Citation: Borges MK, Canevelli M, Cesari M and Aprahamian I (2019) Frailty as a Predictor of Cognitive Disorders: A Systematic Review and Meta-Analysis. Front. Med. 6:26. doi: 10.3389/fmed.2019.00026
Received: 11 December 2018; Accepted: 28 January 2019;
Published: 19 February 2019.
Edited by:Nicola Veronese, Consiglio Nazionale delle Ricerche - Area della Ricerca di Padova, Italy
Reviewed by:Francesco Panza, Università degli Studi di Bari, Italy
Francesco Bolzetta, Azienda ULSS 3 Serenissima, Italy
Copyright © 2019 Borges, Canevelli, Cesari and Aprahamian. This is an open-access article distributed under the terms of the Creative Commons Attribution License (CC BY). The use, distribution or reproduction in other forums is permitted, provided the original author(s) and the copyright owner(s) are credited and that the original publication in this journal is cited, in accordance with accepted academic practice. No use, distribution or reproduction is permitted which does not comply with these terms.
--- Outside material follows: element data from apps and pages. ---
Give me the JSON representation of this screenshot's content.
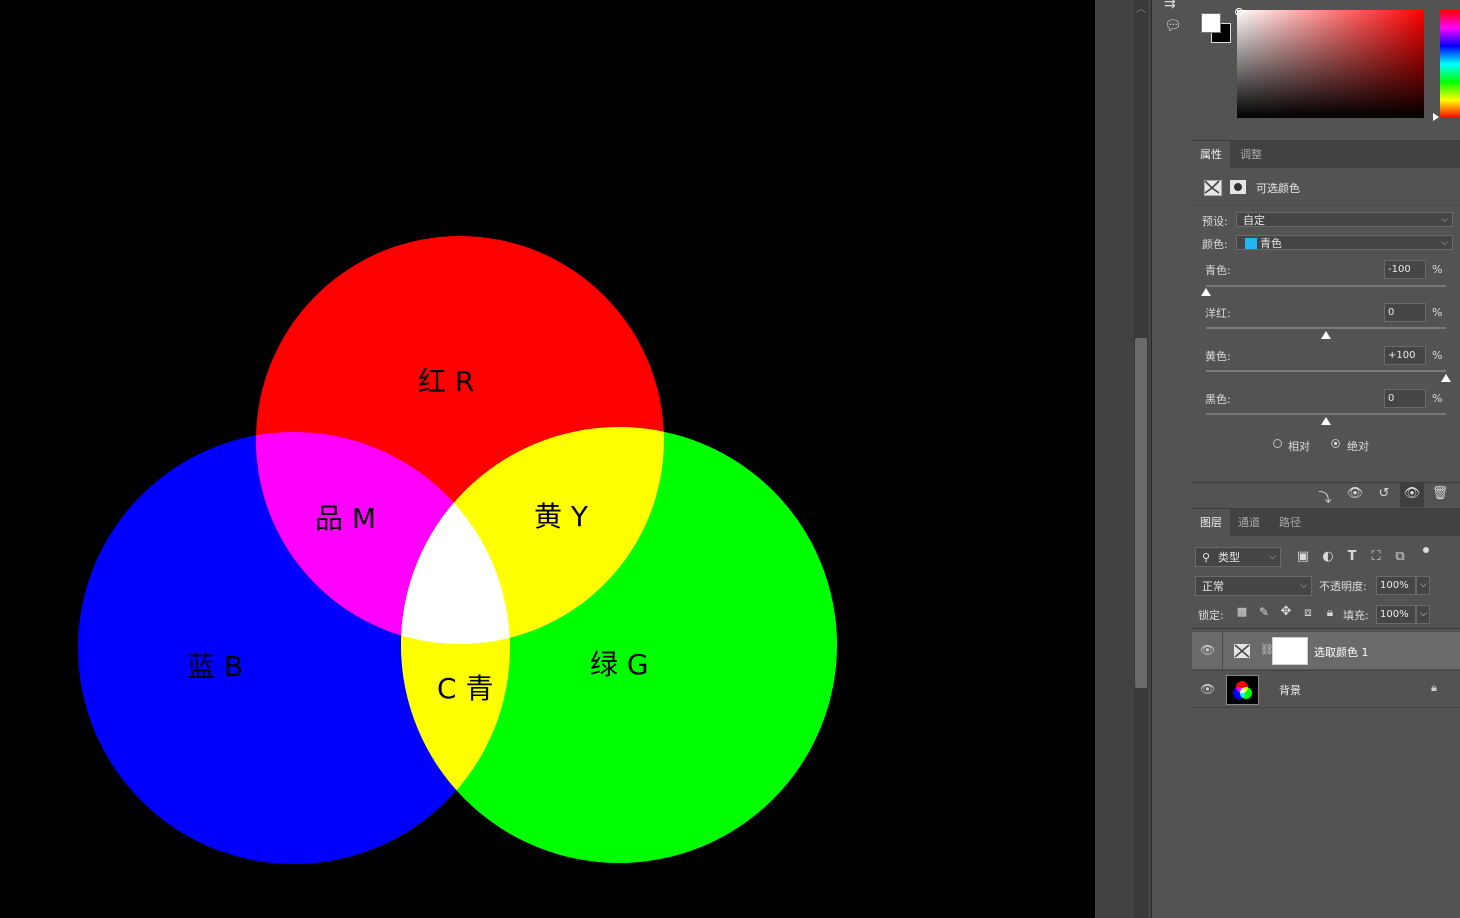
{
  "venn": {
    "labels": {
      "red": "红 R",
      "magenta": "品 M",
      "yellow": "黄 Y",
      "blue": "蓝 B",
      "cyan": "C 青",
      "green": "绿 G"
    },
    "colors": {
      "red": "#ff0000",
      "green": "#00ff00",
      "blue": "#0000ff",
      "magenta": "#ff00ff",
      "yellow": "#ffff00",
      "white": "#ffffff",
      "background": "#000000"
    }
  },
  "properties": {
    "tabs": [
      "属性",
      "调整"
    ],
    "adjustment_title": "可选颜色",
    "preset_label": "预设:",
    "preset_value": "自定",
    "color_label": "颜色:",
    "color_value": "青色",
    "color_swatch": "#22b6f0",
    "sliders": [
      {
        "label": "青色:",
        "value": "-100",
        "unit": "%",
        "level": -100
      },
      {
        "label": "洋红:",
        "value": "0",
        "unit": "%",
        "level": 0
      },
      {
        "label": "黄色:",
        "value": "+100",
        "unit": "%",
        "level": 100
      },
      {
        "label": "黑色:",
        "value": "0",
        "unit": "%",
        "level": 0
      }
    ],
    "method_relative": "相对",
    "method_absolute": "绝对"
  },
  "layers": {
    "tabs": [
      "图层",
      "通道",
      "路径"
    ],
    "filter_label": "类型",
    "blend_mode": "正常",
    "opacity_label": "不透明度:",
    "opacity_value": "100%",
    "lock_label": "锁定:",
    "fill_label": "填充:",
    "fill_value": "100%",
    "items": [
      {
        "name": "选取颜色 1"
      },
      {
        "name": "背景"
      }
    ]
  }
}
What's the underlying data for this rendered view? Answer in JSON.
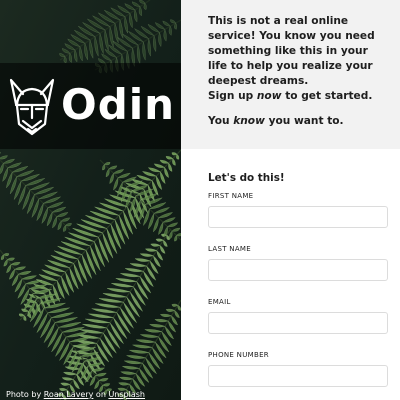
{
  "brand": {
    "name": "Odin"
  },
  "photo_credit": {
    "prefix": "Photo by ",
    "author": "Roan Lavery",
    "middle": " on ",
    "source": "Unsplash"
  },
  "intro": {
    "pitch_1": "This is not a real online service! You know you need something like this in your life to help you realize your deepest dreams.",
    "pitch_2_before": "Sign up ",
    "pitch_2_em": "now",
    "pitch_2_after": " to get started.",
    "tagline_before": "You ",
    "tagline_em": "know",
    "tagline_after": " you want to."
  },
  "form": {
    "title": "Let's do this!",
    "fields": [
      {
        "label": "FIRST NAME",
        "value": "",
        "placeholder": ""
      },
      {
        "label": "LAST NAME",
        "value": "",
        "placeholder": ""
      },
      {
        "label": "EMAIL",
        "value": "",
        "placeholder": ""
      },
      {
        "label": "PHONE NUMBER",
        "value": "",
        "placeholder": ""
      }
    ]
  },
  "colors": {
    "intro_background": "#f2f2f2",
    "text": "#1e1e1e",
    "input_border": "#dcdcdc",
    "photo_dark": "#16221b",
    "fern_green": "#6f9a55"
  },
  "image": {
    "subject": "fern-leaves-photo"
  }
}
*Correspondence: Ivan Aprahamian, email@example.com